Few people can build cars Carroll Shelby’s lean and mean way. Take his original Cobra of the 1960s for example. His personal car, with 800 horsepower, recently sold at auction for $5 million. Rare and powerful defines all Shelby vehicles and the Series 1 was no exception. With plenty of Oldsmobile power corralled inside an ultra-sleek structure, this hot-shoe roadster represented pure driving pleasure for the well-heeled enthusiast.
Few people can build cars Carroll Shelby’s lean and mean way. Take his original Cobra of the 1960s for example. His personal car, with 800 horsepower, recently sold at auction for $5 million. Rare and powerful defines all Shelby vehicles and the Series 1 was no exception.
With plenty of Oldsmobile power corralled inside an ultra-sleek structure, this hot-shoe roadster represented pure driving pleasure for the well-heeled enthusiast.
The Series 1 came along more than 30 years after the startup of Shelby’s initial creation, the AC Cobra. For the uninitiated, the Cobra blended varying strengths of Ford V8 power stuffed inside a 1950s-vintage British-designed sports car. The result, first displayed in 1962, was an awe-inspiring performer capable of embarrassing pure-bred European sports cars, both on the street and in competition at some of the most famous race tracks in Europe and North America. The last of the original Cobras left the Shelby plant in 1968, but the body style continues to be offered in kit form by dozens of cottage-industry companies.
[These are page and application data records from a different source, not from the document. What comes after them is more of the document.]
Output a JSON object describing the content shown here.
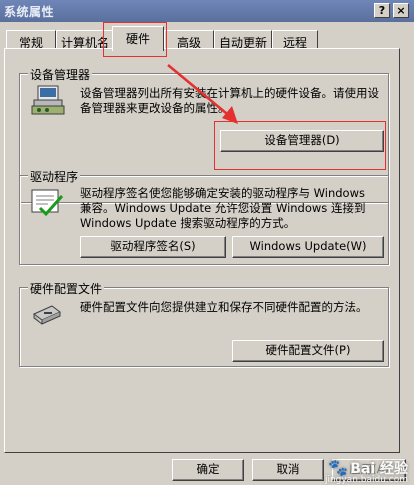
{
  "window": {
    "title": "系统属性",
    "help_btn": "?",
    "close_btn": "×"
  },
  "tabs": [
    {
      "label": "常规"
    },
    {
      "label": "计算机名"
    },
    {
      "label": "硬件",
      "active": true
    },
    {
      "label": "高级"
    },
    {
      "label": "自动更新"
    },
    {
      "label": "远程"
    }
  ],
  "groups": {
    "device_manager": {
      "title": "设备管理器",
      "description": "设备管理器列出所有安装在计算机上的硬件设备。请使用设备管理器来更改设备的属性。",
      "button": "设备管理器(D)"
    },
    "drivers": {
      "title": "驱动程序",
      "description": "驱动程序签名使您能够确定安装的驱动程序与 Windows 兼容。Windows Update 允许您设置 Windows 连接到 Windows Update 搜索驱动程序的方式。",
      "button_signing": "驱动程序签名(S)",
      "button_update": "Windows Update(W)"
    },
    "hw_profiles": {
      "title": "硬件配置文件",
      "description": "硬件配置文件向您提供建立和保存不同硬件配置的方法。",
      "button": "硬件配置文件(P)"
    }
  },
  "footer": {
    "ok": "确定",
    "cancel": "取消",
    "apply": "应用(A)"
  },
  "watermark": {
    "brand": "Bai 经验",
    "url": "jingyan.baidu.com"
  },
  "colors": {
    "highlight": "#e53030",
    "face": "#d4d0c8"
  }
}
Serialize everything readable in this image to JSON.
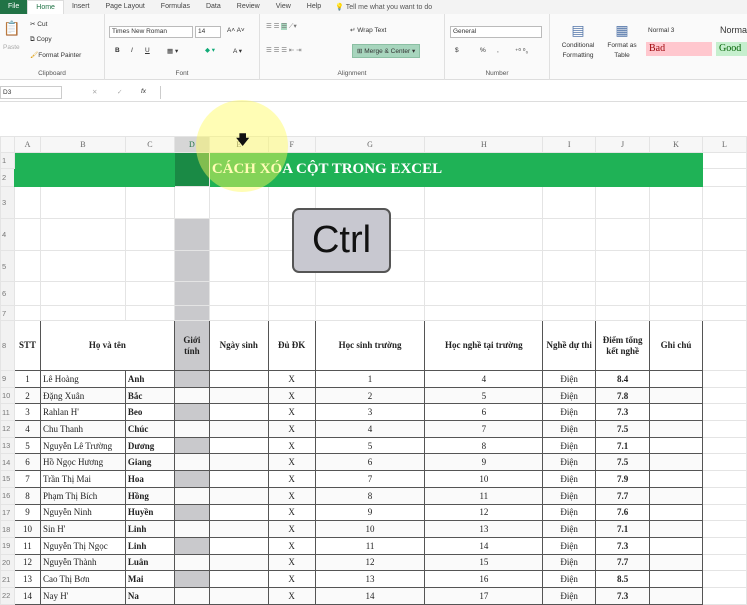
{
  "tabs": [
    "File",
    "Home",
    "Insert",
    "Page Layout",
    "Formulas",
    "Data",
    "Review",
    "View",
    "Help"
  ],
  "tell_me": "Tell me what you want to do",
  "ribbon": {
    "clipboard": {
      "paste": "Paste",
      "cut": "Cut",
      "copy": "Copy",
      "format_painter": "Format Painter",
      "label": "Clipboard"
    },
    "font": {
      "name": "Times New Roman",
      "size": "14",
      "bold": "B",
      "italic": "I",
      "underline": "U",
      "label": "Font"
    },
    "alignment": {
      "wrap": "Wrap Text",
      "merge": "Merge & Center",
      "label": "Alignment"
    },
    "number": {
      "format": "General",
      "currency": "$",
      "percent": "%",
      "comma": ",",
      "label": "Number"
    },
    "styles": {
      "conditional": "Conditional Formatting",
      "format_table": "Format as Table",
      "normal3": "Normal 3",
      "normal": "Norma",
      "bad": "Bad",
      "good": "Good"
    }
  },
  "formula_bar": {
    "name_box": "D3",
    "fx": "fx",
    "cancel": "✕",
    "enter": "✓"
  },
  "columns": [
    "A",
    "B",
    "C",
    "D",
    "E",
    "F",
    "G",
    "H",
    "I",
    "J",
    "K",
    "L"
  ],
  "row_numbers": [
    "1",
    "2",
    "3",
    "4",
    "5",
    "6",
    "7",
    "8",
    "9",
    "10",
    "11",
    "12",
    "13",
    "14",
    "15",
    "16",
    "17",
    "18",
    "19",
    "20",
    "21",
    "22"
  ],
  "title": "CÁCH XÓA CỘT TRONG EXCEL",
  "ctrl_key": "Ctrl",
  "headers": [
    "STT",
    "Họ và tên",
    "Giới tính",
    "Ngày sinh",
    "Đủ ĐK",
    "Học sinh trường",
    "Học nghề tại trường",
    "Nghề dự thi",
    "Điểm tổng kết nghề",
    "Ghi chú"
  ],
  "rows": [
    [
      "1",
      "Lê Hoàng",
      "Anh",
      "X",
      "1",
      "4",
      "Điện",
      "8.4"
    ],
    [
      "2",
      "Đặng Xuân",
      "Bắc",
      "X",
      "2",
      "5",
      "Điện",
      "7.8"
    ],
    [
      "3",
      "Rahlan H'",
      "Beo",
      "X",
      "3",
      "6",
      "Điện",
      "7.3"
    ],
    [
      "4",
      "Chu Thanh",
      "Chúc",
      "X",
      "4",
      "7",
      "Điện",
      "7.5"
    ],
    [
      "5",
      "Nguyễn Lê Trường",
      "Dương",
      "X",
      "5",
      "8",
      "Điện",
      "7.1"
    ],
    [
      "6",
      "Hồ Ngọc Hương",
      "Giang",
      "X",
      "6",
      "9",
      "Điện",
      "7.5"
    ],
    [
      "7",
      "Trần Thị Mai",
      "Hoa",
      "X",
      "7",
      "10",
      "Điện",
      "7.9"
    ],
    [
      "8",
      "Phạm Thị Bích",
      "Hồng",
      "X",
      "8",
      "11",
      "Điện",
      "7.7"
    ],
    [
      "9",
      "Nguyễn Ninh",
      "Huyền",
      "X",
      "9",
      "12",
      "Điện",
      "7.6"
    ],
    [
      "10",
      "Sin H'",
      "Linh",
      "X",
      "10",
      "13",
      "Điện",
      "7.1"
    ],
    [
      "11",
      "Nguyễn Thị Ngọc",
      "Linh",
      "X",
      "11",
      "14",
      "Điện",
      "7.3"
    ],
    [
      "12",
      "Nguyễn Thành",
      "Luân",
      "X",
      "12",
      "15",
      "Điện",
      "7.7"
    ],
    [
      "13",
      "Cao Thị Bơn",
      "Mai",
      "X",
      "13",
      "16",
      "Điện",
      "8.5"
    ],
    [
      "14",
      "Nay H'",
      "Na",
      "X",
      "14",
      "17",
      "Điện",
      "7.3"
    ]
  ]
}
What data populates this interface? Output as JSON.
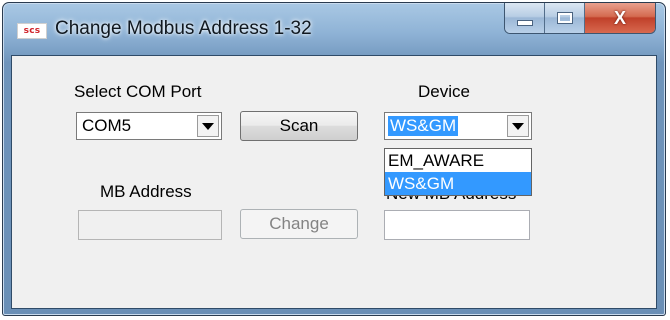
{
  "window": {
    "title": "Change Modbus Address 1-32",
    "icon_text": "scs",
    "close_glyph": "X"
  },
  "com_port": {
    "label": "Select COM Port",
    "selected": "COM5"
  },
  "scan_button": {
    "label": "Scan"
  },
  "device": {
    "label": "Device",
    "selected": "WS&GM",
    "options": [
      "EM_AWARE",
      "WS&GM"
    ],
    "highlighted_option": "WS&GM"
  },
  "mb_address": {
    "label": "MB Address",
    "value": ""
  },
  "change_button": {
    "label": "Change",
    "enabled": false
  },
  "new_mb_address": {
    "label": "New MB Address",
    "value": ""
  },
  "colors": {
    "selection": "#3399ff",
    "close_button": "#c0402a",
    "icon_text": "#d0232b"
  }
}
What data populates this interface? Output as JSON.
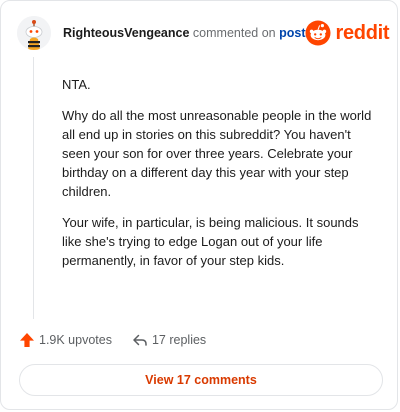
{
  "comment": {
    "username": "RighteousVengeance",
    "action_text": "commented on",
    "post_link": "post",
    "paragraphs": [
      "NTA.",
      "Why do all the most unreasonable people in the world all end up in stories on this subreddit? You haven't seen your son for over three years. Celebrate your birthday on a different day this year with your step children.",
      "Your wife, in particular, is being malicious. It sounds like she's trying to edge Logan out of your life permanently, in favor of your step kids."
    ]
  },
  "brand": {
    "wordmark": "reddit",
    "icon": "reddit-alien-logo",
    "color": "#ff4500"
  },
  "footer": {
    "upvotes": "1.9K upvotes",
    "replies": "17 replies",
    "upvote_icon": "arrow-up-icon",
    "reply_icon": "reply-arrow-icon",
    "upvote_color": "#ff4500"
  },
  "cta": {
    "label": "View 17 comments",
    "color": "#d93a00"
  }
}
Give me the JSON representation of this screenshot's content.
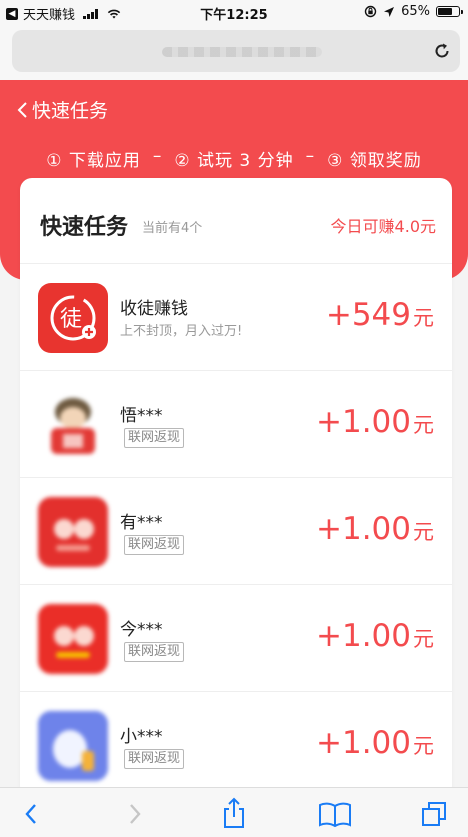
{
  "status_bar": {
    "back_app_glyph": "◀",
    "back_app_label": "天天赚钱",
    "time": "下午12:25",
    "battery_text": "65%",
    "battery_level": 0.65
  },
  "header": {
    "back_label": "快速任务",
    "steps": [
      "① 下载应用",
      "–",
      "② 试玩 3 分钟",
      "–",
      "③ 领取奖励"
    ]
  },
  "card": {
    "title": "快速任务",
    "count_text": "当前有4个",
    "today_earn": "今日可赚4.0元"
  },
  "tasks": [
    {
      "name": "收徒赚钱",
      "desc": "上不封顶，月入过万!",
      "amount": "+549",
      "unit": "元",
      "icon": "recruit-icon"
    },
    {
      "name": "悟***",
      "tag": "联网返现",
      "amount": "+1.00",
      "unit": "元",
      "icon": "app-icon-blurred"
    },
    {
      "name": "有***",
      "tag": "联网返现",
      "amount": "+1.00",
      "unit": "元",
      "icon": "app-icon-blurred"
    },
    {
      "name": "今***",
      "tag": "联网返现",
      "amount": "+1.00",
      "unit": "元",
      "icon": "app-icon-blurred"
    },
    {
      "name": "小***",
      "tag": "联网返现",
      "amount": "+1.00",
      "unit": "元",
      "icon": "app-icon-blurred"
    }
  ],
  "colors": {
    "accent": "#f34b4e",
    "ios_blue": "#1a7cf5"
  }
}
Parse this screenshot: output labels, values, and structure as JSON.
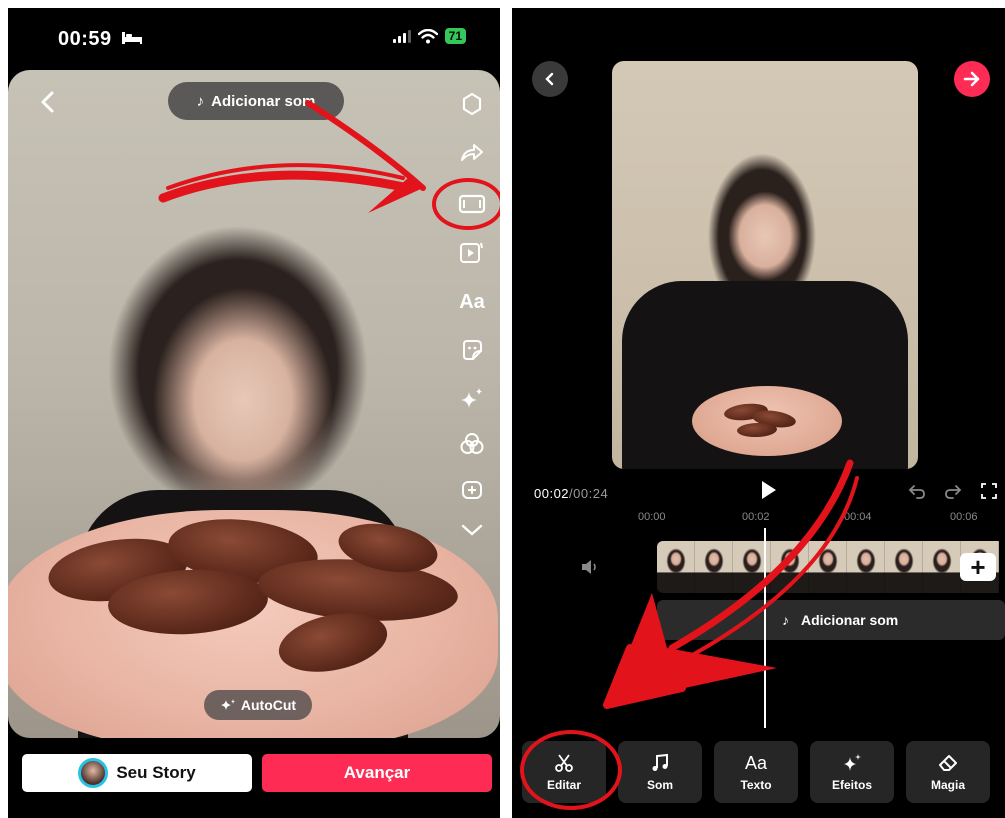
{
  "left_screen": {
    "status_bar": {
      "time": "00:59",
      "battery": "71"
    },
    "add_sound_pill": {
      "label": "Adicionar som"
    },
    "sidebar_icon_text": "Aa",
    "autocut": {
      "label": "AutoCut"
    },
    "buttons": {
      "story_label": "Seu Story",
      "next_label": "Avançar"
    }
  },
  "right_screen": {
    "time_readout": {
      "current": "00:02",
      "total": "00:24"
    },
    "ruler_ticks": [
      "00:00",
      "00:02",
      "00:04",
      "00:06"
    ],
    "sound_track": {
      "label": "Adicionar som"
    },
    "toolbar": [
      {
        "label": "Editar",
        "icon": "scissors-icon"
      },
      {
        "label": "Som",
        "icon": "music-note-icon"
      },
      {
        "label": "Texto",
        "icon": "text-icon",
        "glyph": "Aa"
      },
      {
        "label": "Efeitos",
        "icon": "sparkle-icon"
      },
      {
        "label": "Magia",
        "icon": "magic-eraser-icon"
      }
    ]
  },
  "colors": {
    "accent": "#fe2c55",
    "annotation_red": "#e3131b",
    "battery_green": "#34c759",
    "avatar_ring": "#27c3e6"
  }
}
The Cobra made Carroll Shelby, himself a former world-class racing driver, a household name among anyone with at least a passing interest in automobiles. Ol’ Shel, as he is affectionately called, went on to produce a series of modified Ford Mustangs as well as attaching his name to several specialized Chrysler Corporation products over a 15-year period. He also jumped into the Cobra kit business himself, producing metal and fiberglass-bodied versions of his original.
Despite his continuing “snake” business, Shelby’s car-building itch still needed to be scratched. This time, however, there would be nothing nostalgic or retro about the attempt. Along with several key associates, Shelby embarked on creating the next ultimate sports car and a worthy successor to his classic Cobras.
The Series 1 project began its lengthy gestation at Shelby’s facility near Las Vegas, Nev. The first mock-up, minus its powertrain, was demonstrated at the 1997 Los Angeles Auto Show. Although unable to run under its own steam, the car’s engineering development was impressive. The chassis was made from aluminum, as were most of the suspension components, while the body featured the latest in lightweight carbon-fiber techniques that pared its weight to a mere 100 pounds.
From every angle, the Series 1 was nothing less than eyeball popping, with more than a hint of Cobra heritage in its oval-formed front-air intake and bulging rear fenders.
Months following its initial showing, the first running prototype made its debut. Under the hood was an all-aluminum 4.0-liter DOHC V8 originally intended for use in the Oldsmobile Aurora. Producing a respectable 250 horsepower in stock form, Shelby managed to bump the motor’s output up to 320 horsepower by adding new camshafts, free-flowing exhaust headers and exhaust system and and other racing-type trick pieces.
For optimum weight distribution between the front and rear wheels, a six-speed transmission was positioned just ahead of the rear suspension.
As far as performance was concerned, the Series 1 was an enthusiast’s dream. Zero to 60 m.p.h. required a mere 4.4 seconds and the waiting time to reach 100 m.p.h. was 11 seconds. Not only was the 170 m.p.h. top speed outstanding, but the 3,100-pound car stuck like glue to the tarmac.
The Series 1 seemed to have all the right ingredients, but the preproduction version still had rough spots that needed sorting out. It would take another two years (late 1999) before the car was ready. By then, the original estimated $50,000 sticker price had more than doubled and would continue to steadily climb throughout its brief production run. For their money, buyers received a reasonably well engineered state-of-the-art vehicle, complete with air conditioning, power windows and a premium sound system.
Extra performance became available a couple of years later, courtesy of an optional supercharger, which added an extra 60 ponies to the base 320-horse powerplant and boosted the cost of a Series 1 to more than $180,000.
A lot of money to be sure, but the “blown” engine brought Shelby’s creation within range of his arch-nemesis Ferrari, as well as other Euro-based exotics, something Shelby had worked at for the previous 40 years.
Since Series 1production ended, octogenarian Carroll Shelby remains as active as ever, including tackling the reconstruction of 1967 Mustangs made to resemble “Eleanor” from the movie Gone In 60 Seconds.
But, in terms of manufacturing completely new sports cars, the sensuous and fast-moving Series 1 might just be Ol’ Shel’s last hurrah.
Malcolm Gunn is Wheelbase Communications’ historic writer. Wheelbase is a world-wide supplier of automobile news, reviews and features.